* **Prompt**: Give back the records that follow exactly, images excluded.

(Records contained in a dataset)

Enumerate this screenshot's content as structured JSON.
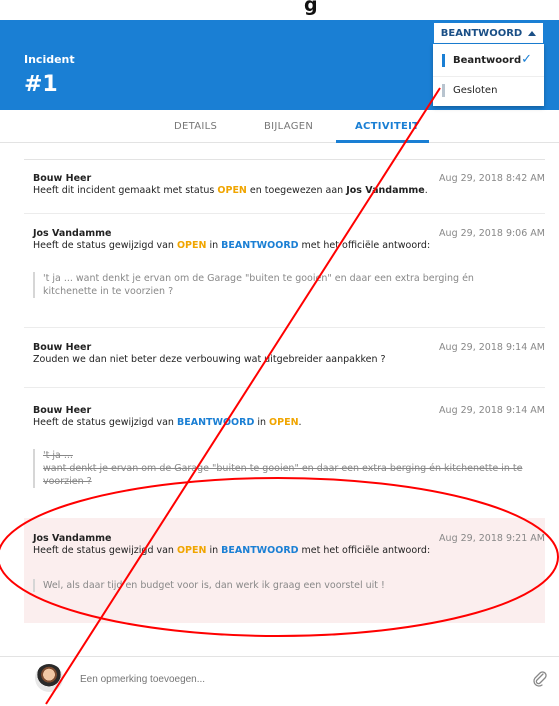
{
  "page": {
    "top_cut_text": "g",
    "incident_label": "Incident",
    "incident_number": "#1"
  },
  "status": {
    "current": "BEANTWOORD",
    "options": [
      {
        "label": "Beantwoord",
        "selected": true
      },
      {
        "label": "Gesloten",
        "selected": false
      }
    ]
  },
  "tabs": [
    {
      "label": "DETAILS",
      "active": false
    },
    {
      "label": "BIJLAGEN",
      "active": false
    },
    {
      "label": "ACTIVITEIT",
      "active": true
    }
  ],
  "entries": [
    {
      "author": "Bouw Heer",
      "time": "Aug 29, 2018 8:42 AM",
      "line": {
        "p1": "Heeft dit incident gemaakt met status ",
        "s1": "OPEN",
        "p2": " en toegewezen aan ",
        "name": "Jos Vandamme",
        "p3": "."
      }
    },
    {
      "author": "Jos Vandamme",
      "time": "Aug 29, 2018 9:06 AM",
      "line": {
        "p1": "Heeft de status gewijzigd van ",
        "s1": "OPEN",
        "p2": " in ",
        "s2": "BEANTWOORD",
        "p3": " met het officiële antwoord:"
      },
      "quote_l1": "'t ja ... want denkt je ervan om de Garage \"buiten te gooien\" en daar een extra berging én",
      "quote_l2": "kitchenette in te voorzien ?"
    },
    {
      "author": "Bouw Heer",
      "time": "Aug 29, 2018 9:14 AM",
      "text": "Zouden we dan niet beter deze verbouwing wat uitgebreider aanpakken ?"
    },
    {
      "author": "Bouw Heer",
      "time": "Aug 29, 2018 9:14 AM",
      "line": {
        "p1": "Heeft de status gewijzigd van ",
        "s1": "BEANTWOORD",
        "p2": " in ",
        "s2": "OPEN",
        "p3": "."
      },
      "quote_l1": "'t ja ...",
      "quote_l2": "want denkt je ervan om de Garage \"buiten te gooien\" en daar een extra berging én kitchenette in te",
      "quote_l3": "voorzien ?"
    },
    {
      "author": "Jos Vandamme",
      "time": "Aug 29, 2018 9:21 AM",
      "line": {
        "p1": "Heeft de status gewijzigd van ",
        "s1": "OPEN",
        "p2": " in ",
        "s2": "BEANTWOORD",
        "p3": " met het officiële antwoord:"
      },
      "quote_l1": "Wel, als daar tijd en budget voor is, dan werk ik graag een voorstel uit !"
    }
  ],
  "comment": {
    "placeholder": "Een opmerking toevoegen..."
  },
  "icons": {
    "check": "check-icon",
    "caret": "caret-up-icon",
    "attach": "paperclip-icon"
  },
  "colors": {
    "header_blue": "#1a7fd4",
    "status_open": "#f0a500",
    "status_answered": "#1a7fd4",
    "annotation_red": "#ff0000",
    "highlight_fill": "#fbeeee"
  }
}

* **Answer space**:
Enumerate this screenshot's content as structured JSON.
{
  "page": {
    "top_cut_text": "g",
    "incident_label": "Incident",
    "incident_number": "#1"
  },
  "status": {
    "current": "BEANTWOORD",
    "options": [
      {
        "label": "Beantwoord",
        "selected": true
      },
      {
        "label": "Gesloten",
        "selected": false
      }
    ]
  },
  "tabs": [
    {
      "label": "DETAILS",
      "active": false
    },
    {
      "label": "BIJLAGEN",
      "active": false
    },
    {
      "label": "ACTIVITEIT",
      "active": true
    }
  ],
  "entries": [
    {
      "author": "Bouw Heer",
      "time": "Aug 29, 2018 8:42 AM",
      "line": {
        "p1": "Heeft dit incident gemaakt met status ",
        "s1": "OPEN",
        "p2": " en toegewezen aan ",
        "name": "Jos Vandamme",
        "p3": "."
      }
    },
    {
      "author": "Jos Vandamme",
      "time": "Aug 29, 2018 9:06 AM",
      "line": {
        "p1": "Heeft de status gewijzigd van ",
        "s1": "OPEN",
        "p2": " in ",
        "s2": "BEANTWOORD",
        "p3": " met het officiële antwoord:"
      },
      "quote_l1": "'t ja ... want denkt je ervan om de Garage \"buiten te gooien\" en daar een extra berging én",
      "quote_l2": "kitchenette in te voorzien ?"
    },
    {
      "author": "Bouw Heer",
      "time": "Aug 29, 2018 9:14 AM",
      "text": "Zouden we dan niet beter deze verbouwing wat uitgebreider aanpakken ?"
    },
    {
      "author": "Bouw Heer",
      "time": "Aug 29, 2018 9:14 AM",
      "line": {
        "p1": "Heeft de status gewijzigd van ",
        "s1": "BEANTWOORD",
        "p2": " in ",
        "s2": "OPEN",
        "p3": "."
      },
      "quote_l1": "'t ja ...",
      "quote_l2": "want denkt je ervan om de Garage \"buiten te gooien\" en daar een extra berging én kitchenette in te",
      "quote_l3": "voorzien ?"
    },
    {
      "author": "Jos Vandamme",
      "time": "Aug 29, 2018 9:21 AM",
      "line": {
        "p1": "Heeft de status gewijzigd van ",
        "s1": "OPEN",
        "p2": " in ",
        "s2": "BEANTWOORD",
        "p3": " met het officiële antwoord:"
      },
      "quote_l1": "Wel, als daar tijd en budget voor is, dan werk ik graag een voorstel uit !"
    }
  ],
  "comment": {
    "placeholder": "Een opmerking toevoegen..."
  },
  "icons": {
    "check": "check-icon",
    "caret": "caret-up-icon",
    "attach": "paperclip-icon"
  },
  "colors": {
    "header_blue": "#1a7fd4",
    "status_open": "#f0a500",
    "status_answered": "#1a7fd4",
    "annotation_red": "#ff0000",
    "highlight_fill": "#fbeeee"
  }
}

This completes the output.